**TASK TO CARRY OUT:** Search the data for the string "content" and extract every line where it appears.

Entries from a dataset of interfaces

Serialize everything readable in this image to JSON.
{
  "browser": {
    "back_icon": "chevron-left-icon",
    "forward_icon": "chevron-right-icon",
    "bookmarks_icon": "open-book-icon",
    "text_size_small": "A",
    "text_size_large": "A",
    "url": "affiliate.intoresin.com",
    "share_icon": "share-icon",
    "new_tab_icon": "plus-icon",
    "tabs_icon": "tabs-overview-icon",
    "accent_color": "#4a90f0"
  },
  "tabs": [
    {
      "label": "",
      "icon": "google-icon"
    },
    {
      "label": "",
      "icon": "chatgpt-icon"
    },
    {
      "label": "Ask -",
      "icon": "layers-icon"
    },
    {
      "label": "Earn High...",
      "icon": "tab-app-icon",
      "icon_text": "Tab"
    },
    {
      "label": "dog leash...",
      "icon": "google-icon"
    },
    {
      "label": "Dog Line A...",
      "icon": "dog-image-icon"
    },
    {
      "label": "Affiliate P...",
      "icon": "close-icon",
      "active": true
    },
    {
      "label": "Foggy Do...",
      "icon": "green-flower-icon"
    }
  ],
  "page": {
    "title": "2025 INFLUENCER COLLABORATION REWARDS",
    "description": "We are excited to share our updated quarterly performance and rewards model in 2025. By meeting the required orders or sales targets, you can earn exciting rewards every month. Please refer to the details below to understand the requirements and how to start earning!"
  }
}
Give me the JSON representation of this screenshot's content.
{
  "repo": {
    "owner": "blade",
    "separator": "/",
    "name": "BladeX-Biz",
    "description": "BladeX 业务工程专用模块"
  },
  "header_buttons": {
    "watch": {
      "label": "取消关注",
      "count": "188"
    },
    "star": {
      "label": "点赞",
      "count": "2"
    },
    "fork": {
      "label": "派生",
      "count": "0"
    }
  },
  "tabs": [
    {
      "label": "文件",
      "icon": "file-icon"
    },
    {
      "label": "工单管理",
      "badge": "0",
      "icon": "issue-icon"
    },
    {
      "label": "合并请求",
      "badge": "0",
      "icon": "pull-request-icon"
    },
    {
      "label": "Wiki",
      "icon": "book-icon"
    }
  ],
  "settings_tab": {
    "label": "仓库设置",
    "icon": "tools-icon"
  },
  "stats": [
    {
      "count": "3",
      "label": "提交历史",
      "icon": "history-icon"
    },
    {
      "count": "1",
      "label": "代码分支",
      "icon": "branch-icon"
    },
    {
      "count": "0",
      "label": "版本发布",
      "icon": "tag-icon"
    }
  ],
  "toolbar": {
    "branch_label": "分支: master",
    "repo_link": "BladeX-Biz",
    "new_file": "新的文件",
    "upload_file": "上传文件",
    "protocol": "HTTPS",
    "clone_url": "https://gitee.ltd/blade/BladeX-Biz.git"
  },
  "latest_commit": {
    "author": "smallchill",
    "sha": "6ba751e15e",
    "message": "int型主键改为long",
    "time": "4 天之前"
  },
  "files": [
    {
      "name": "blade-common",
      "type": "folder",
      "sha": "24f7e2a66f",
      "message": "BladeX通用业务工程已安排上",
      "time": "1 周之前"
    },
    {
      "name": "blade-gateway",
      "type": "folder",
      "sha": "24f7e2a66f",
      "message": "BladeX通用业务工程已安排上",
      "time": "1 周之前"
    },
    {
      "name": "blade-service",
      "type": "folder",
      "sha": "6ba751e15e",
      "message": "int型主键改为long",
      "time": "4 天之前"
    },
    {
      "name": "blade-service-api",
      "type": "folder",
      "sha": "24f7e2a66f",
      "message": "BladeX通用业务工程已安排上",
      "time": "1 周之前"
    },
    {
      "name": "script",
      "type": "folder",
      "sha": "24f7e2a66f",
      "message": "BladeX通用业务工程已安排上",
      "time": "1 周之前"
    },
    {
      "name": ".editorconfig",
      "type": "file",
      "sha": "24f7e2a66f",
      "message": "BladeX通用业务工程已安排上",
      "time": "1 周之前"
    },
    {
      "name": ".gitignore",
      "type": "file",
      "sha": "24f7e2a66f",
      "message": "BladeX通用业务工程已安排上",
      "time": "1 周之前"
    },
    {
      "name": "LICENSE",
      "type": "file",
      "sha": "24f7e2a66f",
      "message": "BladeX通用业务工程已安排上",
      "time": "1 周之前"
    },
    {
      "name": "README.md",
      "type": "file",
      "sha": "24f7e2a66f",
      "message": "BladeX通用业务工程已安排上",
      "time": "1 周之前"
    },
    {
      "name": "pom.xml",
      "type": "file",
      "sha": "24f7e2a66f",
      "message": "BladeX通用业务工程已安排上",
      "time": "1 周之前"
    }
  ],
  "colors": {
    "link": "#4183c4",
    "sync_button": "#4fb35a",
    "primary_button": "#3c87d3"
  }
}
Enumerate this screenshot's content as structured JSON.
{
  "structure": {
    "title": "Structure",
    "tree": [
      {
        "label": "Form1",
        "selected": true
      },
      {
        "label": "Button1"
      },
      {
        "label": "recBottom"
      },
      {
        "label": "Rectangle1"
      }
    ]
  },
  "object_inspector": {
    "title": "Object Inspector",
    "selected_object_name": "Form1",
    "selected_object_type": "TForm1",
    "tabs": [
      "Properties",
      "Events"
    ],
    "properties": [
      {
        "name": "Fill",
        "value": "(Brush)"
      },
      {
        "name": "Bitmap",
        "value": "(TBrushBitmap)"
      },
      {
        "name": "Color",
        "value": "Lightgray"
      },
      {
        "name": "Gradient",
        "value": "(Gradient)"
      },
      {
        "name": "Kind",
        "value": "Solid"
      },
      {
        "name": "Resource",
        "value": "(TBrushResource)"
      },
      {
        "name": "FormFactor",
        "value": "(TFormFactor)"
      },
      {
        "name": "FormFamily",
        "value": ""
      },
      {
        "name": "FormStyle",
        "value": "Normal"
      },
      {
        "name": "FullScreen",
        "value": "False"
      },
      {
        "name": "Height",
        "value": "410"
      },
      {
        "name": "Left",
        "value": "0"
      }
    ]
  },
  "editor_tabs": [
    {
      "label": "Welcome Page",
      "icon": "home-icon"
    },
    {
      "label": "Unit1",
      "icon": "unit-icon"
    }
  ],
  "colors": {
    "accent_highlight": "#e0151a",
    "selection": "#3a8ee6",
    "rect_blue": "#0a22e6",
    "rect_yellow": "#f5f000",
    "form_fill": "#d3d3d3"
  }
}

**RESPONSE BOX:**
Give me the JSON representation of this screenshot's content.
Enumerate this screenshot's content as structured JSON.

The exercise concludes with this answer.